J: How did Summer on the Short Bus come about?
B: The original concept had nothing to do with exploring special needs kids. It was just the idea of the short bus follies and how could I get a bunch of kids that would be on a short bus to a talent show and it kind of evolved from there. Going deeper than that, my own daughter is special needs I was trying to figure out how I was going to be true to myself and forge an honest relationship with her even though she has special needs. The world kind of deals with special needs people with kid gloves and you can’t joke with them or make fun of those quirks that make them unique. It is a free for all at our house. Everyone gets picked on equally. I wanted to be the most authentic mom I could be to her.
J: Growing up did you always want to be an author?
B: No, but I knew I would do something creative. I used to write all the time but I didn’t have an idea where that was going. I wrote a lot of poetry in high school. Really, really, bad poetry. I drew a lot but I am an awful artist. When my youngest was two and because she had this diagnosis now I didn’t want to be the parent who’s job becomes their special need kid. There are parents who if they have a special needs kids that becomes what they do; they take care of the kid. God bless them but that is not me. I thought there has got to be more than going to a job everyday and being a mom and a wife and where did Bethany go? My best friend from high school told me after SOTSB was published that I had always talked about wanting to write and get published but I don’t remember any of that.
J: Where is your favorite place to write?
B: At my little desk in my little office which is in the garage.
J:What is your writing process? Are you a plotter or a pantser (write by the seat of your pants)?
B: I am a little bit of both. I can’t move forward if I don’t have some kind of a plan. I really allow myself a wide berth because my brain hamster (his name is Melvin) starts rolling and sometimes I don’t know where he is taking me but if I move too fast he will inevitably stop me dead in my tracks. This current project I am working on I can’t tell you how many nights I was screaming and crying and punching the pillow because I didn’t know what the next step was and it was because I made a wrong choice ten pages earlier. So there is benefit at being able to write both ways. I think if you plan too much you are going to do your story a disservice.
J: What are you currently working on?
B: I am working on a book about mental illness.
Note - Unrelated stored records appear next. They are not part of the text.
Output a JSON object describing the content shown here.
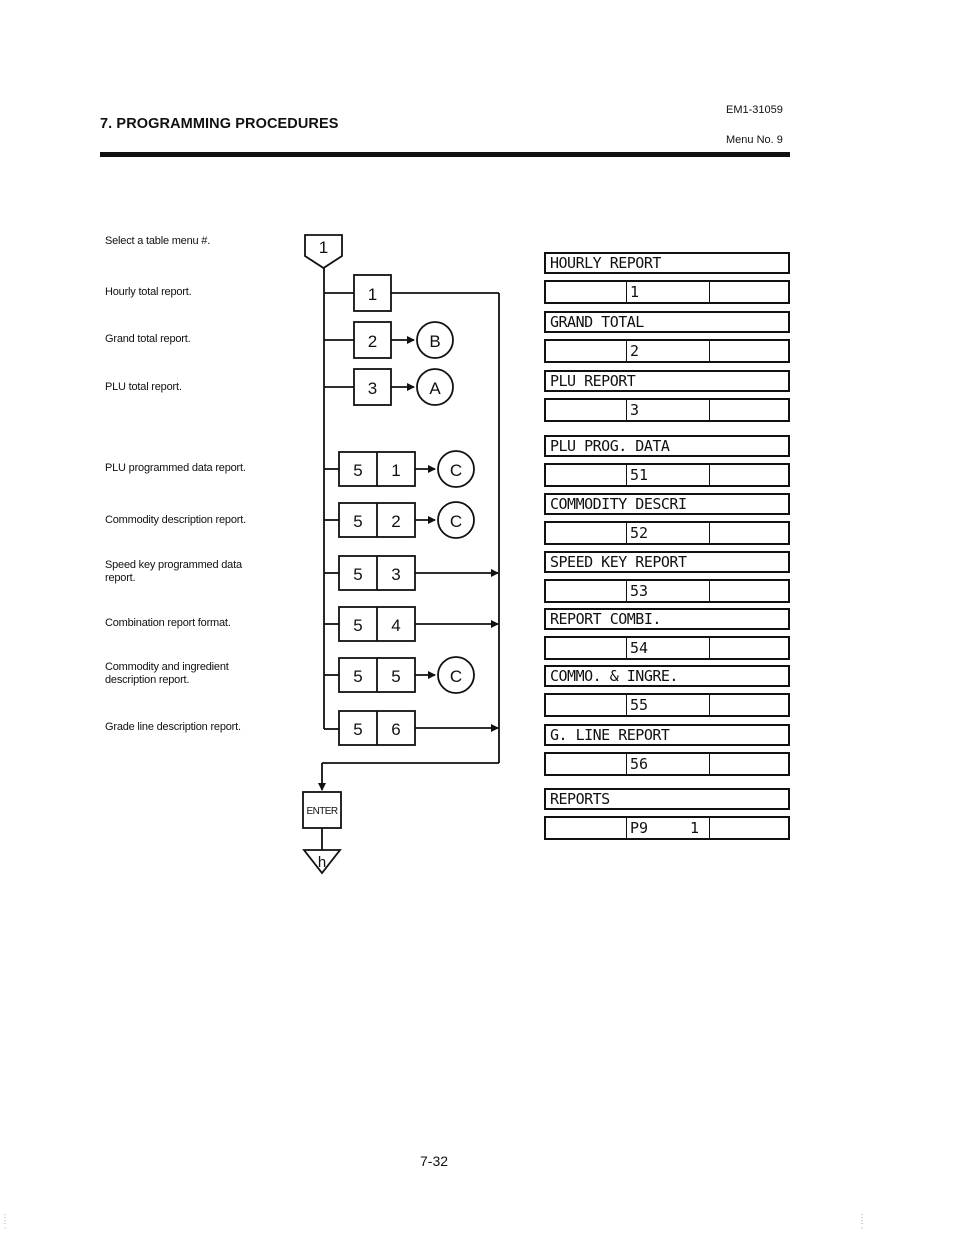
{
  "header": {
    "section_title": "7. PROGRAMMING PROCEDURES",
    "doc_code": "EM1-31059",
    "menu_no": "Menu No. 9"
  },
  "descriptions": [
    "Select a table menu #.",
    "Hourly total report.",
    "Grand total report.",
    "PLU total report.",
    "PLU programmed data report.",
    "Commodity description report.",
    "Speed key programmed data report.",
    "Combination report format.",
    "Commodity and ingredient description report.",
    "Grade line description report."
  ],
  "flowchart": {
    "start_symbol": "1",
    "keys": [
      {
        "digits": [
          "1"
        ],
        "target": ""
      },
      {
        "digits": [
          "2"
        ],
        "target": "B"
      },
      {
        "digits": [
          "3"
        ],
        "target": "A"
      },
      {
        "digits": [
          "5",
          "1"
        ],
        "target": "C"
      },
      {
        "digits": [
          "5",
          "2"
        ],
        "target": "C"
      },
      {
        "digits": [
          "5",
          "3"
        ],
        "target": ""
      },
      {
        "digits": [
          "5",
          "4"
        ],
        "target": ""
      },
      {
        "digits": [
          "5",
          "5"
        ],
        "target": "C"
      },
      {
        "digits": [
          "5",
          "6"
        ],
        "target": ""
      }
    ],
    "enter_key": "ENTER",
    "end_symbol": "h"
  },
  "displays": [
    {
      "title": "HOURLY REPORT",
      "code": "1",
      "extra": ""
    },
    {
      "title": "GRAND TOTAL",
      "code": "2",
      "extra": ""
    },
    {
      "title": "PLU REPORT",
      "code": "3",
      "extra": ""
    },
    {
      "title": "PLU PROG. DATA",
      "code": "51",
      "extra": ""
    },
    {
      "title": "COMMODITY DESCRI",
      "code": "52",
      "extra": ""
    },
    {
      "title": "SPEED KEY REPORT",
      "code": "53",
      "extra": ""
    },
    {
      "title": "REPORT COMBI.",
      "code": "54",
      "extra": ""
    },
    {
      "title": "COMMO. & INGRE.",
      "code": "55",
      "extra": ""
    },
    {
      "title": "G. LINE REPORT",
      "code": "56",
      "extra": ""
    },
    {
      "title": "REPORTS",
      "code": "P9",
      "extra": "1"
    }
  ],
  "footer": {
    "page_number": "7-32"
  }
}
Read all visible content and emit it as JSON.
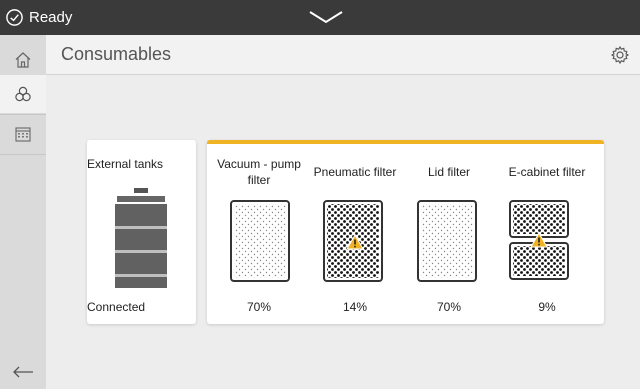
{
  "status": {
    "text": "Ready"
  },
  "header": {
    "title": "Consumables"
  },
  "sidebar": {
    "items": [
      {
        "name": "home"
      },
      {
        "name": "inks"
      },
      {
        "name": "calendar"
      }
    ]
  },
  "external_tanks": {
    "label": "External tanks",
    "status": "Connected"
  },
  "filters": [
    {
      "label": "Vacuum - pump filter",
      "value": "70%",
      "warning": false,
      "pattern": "light"
    },
    {
      "label": "Pneumatic filter",
      "value": "14%",
      "warning": true,
      "pattern": "dense"
    },
    {
      "label": "Lid filter",
      "value": "70%",
      "warning": false,
      "pattern": "light"
    },
    {
      "label": "E-cabinet filter",
      "value": "9%",
      "warning": true,
      "pattern": "split"
    }
  ],
  "colors": {
    "accent": "#f0b323",
    "statusbar": "#3a3a3a",
    "warning": "#f0b323"
  }
}
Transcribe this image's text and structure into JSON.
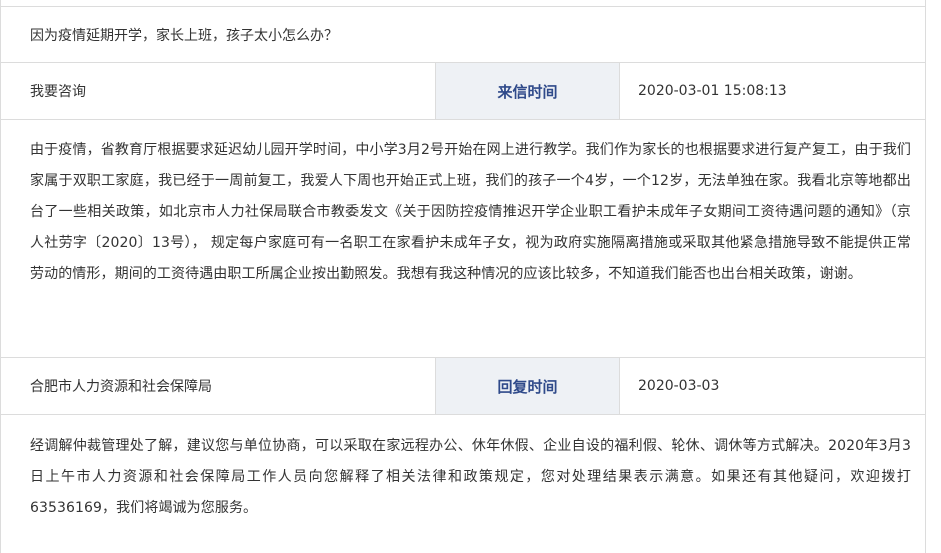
{
  "question_title": "因为疫情延期开学，家长上班，孩子太小怎么办？",
  "letter": {
    "type_label": "我要咨询",
    "time_label": "来信时间",
    "time_value": "2020-03-01 15:08:13",
    "content": "由于疫情，省教育厅根据要求延迟幼儿园开学时间，中小学3月2号开始在网上进行教学。我们作为家长的也根据要求进行复产复工，由于我们家属于双职工家庭，我已经于一周前复工，我爱人下周也开始正式上班，我们的孩子一个4岁，一个12岁，无法单独在家。我看北京等地都出台了一些相关政策，如北京市人力社保局联合市教委发文《关于因防控疫情推迟开学企业职工看护未成年子女期间工资待遇问题的通知》（京人社劳字〔2020〕13号），  规定每户家庭可有一名职工在家看护未成年子女，视为政府实施隔离措施或采取其他紧急措施导致不能提供正常劳动的情形，期间的工资待遇由职工所属企业按出勤照发。我想有我这种情况的应该比较多，不知道我们能否也出台相关政策，谢谢。"
  },
  "reply": {
    "org": "合肥市人力资源和社会保障局",
    "time_label": "回复时间",
    "time_value": "2020-03-03",
    "content": "经调解仲裁管理处了解，建议您与单位协商，可以采取在家远程办公、休年休假、企业自设的福利假、轮休、调休等方式解决。2020年3月3日上午市人力资源和社会保障局工作人员向您解释了相关法律和政策规定，您对处理结果表示满意。如果还有其他疑问，欢迎拨打63536169，我们将竭诚为您服务。"
  },
  "colors": {
    "border": "#dcdcdc",
    "label_bg": "#eef1f5",
    "label_text": "#2f4a8a",
    "text": "#333333"
  }
}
It is about a girl and how she is coping with her best friend’s death.
J: Who is your favorite author?
B: I am a promiscuous reader. I tend to fall in love with whoever I am reading at the time because I get lost in whatever world they put in front of me. So I don’t have a favorite author.
J: Favorite Genre?
B: I love YA. Contempory YA for sure. Marcy Lyn Curtis wrote a book I just devoured. It is called The One Thing. It came out last year; that was a fantastic book.
J: What is The last book you read?
B: The last book I read was Roseblood by A.G. Howard. It is a fabulous book that is based on the Phantom of the Opera story.
THANKS AGAIN to Bethany for taking time to meet with me. Even though she hasn’t read the Harry Potter books (I had to throw that in), she is an amazing author and human. You can check her and her brain hamster, Melvin, out on her webpage HERE or on twitter at @bethanycradell
Goodreads summary of Summer on the Short Bus
Spoiled, Versace-clad Cricket Montgomery has seventeen years of pampering under her belt. So when her father decides to ship her off to a summer camp for disabled teens to help her learn some accountability, Cricket resigns herself to three weeks of handicapped hell.
Her sentence takes a bearable turn as she discovers the humor and likeability of the campers and grows close to fellow counselors. Now, if she can just convince a certain Zac Efron look-alike with amazing blue eyes that she finally realizes there’s life after Gucci, this summer could turn out to be the best she’s ever had.
Summer on the Short Bus is a very non-P.C., contemporary YA with a lot of attitude, tons of laughs, and a little life lesson along the way.